Wow Susan. Absolutely amazing. I commend you for focusing on this problem in a way that brings it so close to home. There is no ignoring the problem when you see it like this. And in its own undeniable way, it is artful and visually interesting. Kudos! -- Jill Stefani Wagner


Wed, Dec 8, 2010 : 9:54 a.m.

She is helping to raise the awareness of this severe issue. Please be nice to everyone. She is doing her job. Her gift is art work, so she makes good use of her gift to bring better lives to other people. What's wrong?


Wed, Dec 8, 2010 : 9:13 a.m.

So, How many Homeless people does Ms. Clinthorne have living with her? The best way to solve the problem is to invite them in not exploit them for the sake of art!


Wed, Dec 8, 2010 : 9:07 a.m.

Memo to Mr. Cynic: Although there may be some truth in what you are saying, perhaps you can use some of your energy to help others instead of attacking those who are at least doing something to improve the lives of others. You cast stones at this woman as if your tax dollars were used for this display.


Wed, Dec 8, 2010 : 7:36 a.m.

Wow, spent alot of time, energy and money travelling all around to get evidence that the homeless are desperate (really?) instead of simply using that time and resources to help the locals that are obviously in need here. A VERY creative approach indeed. I think a worldwide expedition needs to be planned out and started for 2011 - 2015 to study the homeless more. Homeless aren't want of art installations, they need food, clothing and shelter. I love how church missions always seem to find areas to focus on that are in some far off land that takes considerable time and resources just to organize and get to. Why not focus all your energies at home in Ypsi, Flint, Warren, Detroit or even Grand Rapids if you feel the need to travel? The funds, efforts and time you so graciously can provide are most efficiently used at HOME. I think the homeless would agree if they indeed had a voice.


Wed, Dec 8, 2010 : 7:08 a.m.

To state that homelessness is the result of "earlier choices" is to trivialize both homelessness and choice. He states: "Wright concedes that most homeless are in that position, if not as a direct choice (leaving an available home in favor of the streets) then as a consequence of earlier choices.
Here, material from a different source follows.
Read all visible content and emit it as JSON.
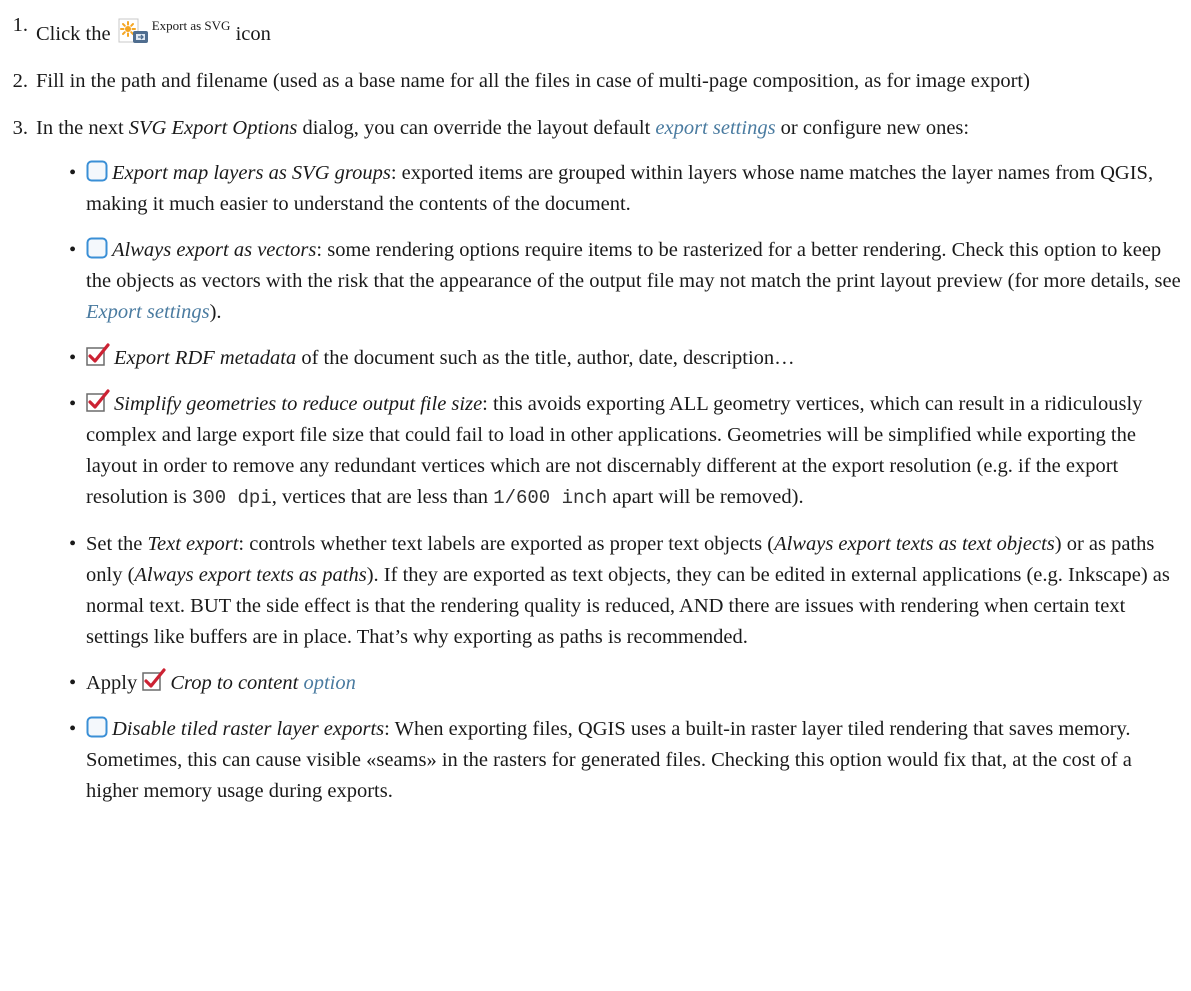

Even if those consequences were unimaginable at the time." Clearly this is not the case in instances of medical disaster, economic collapse and other events outside the range of individual freedom(s).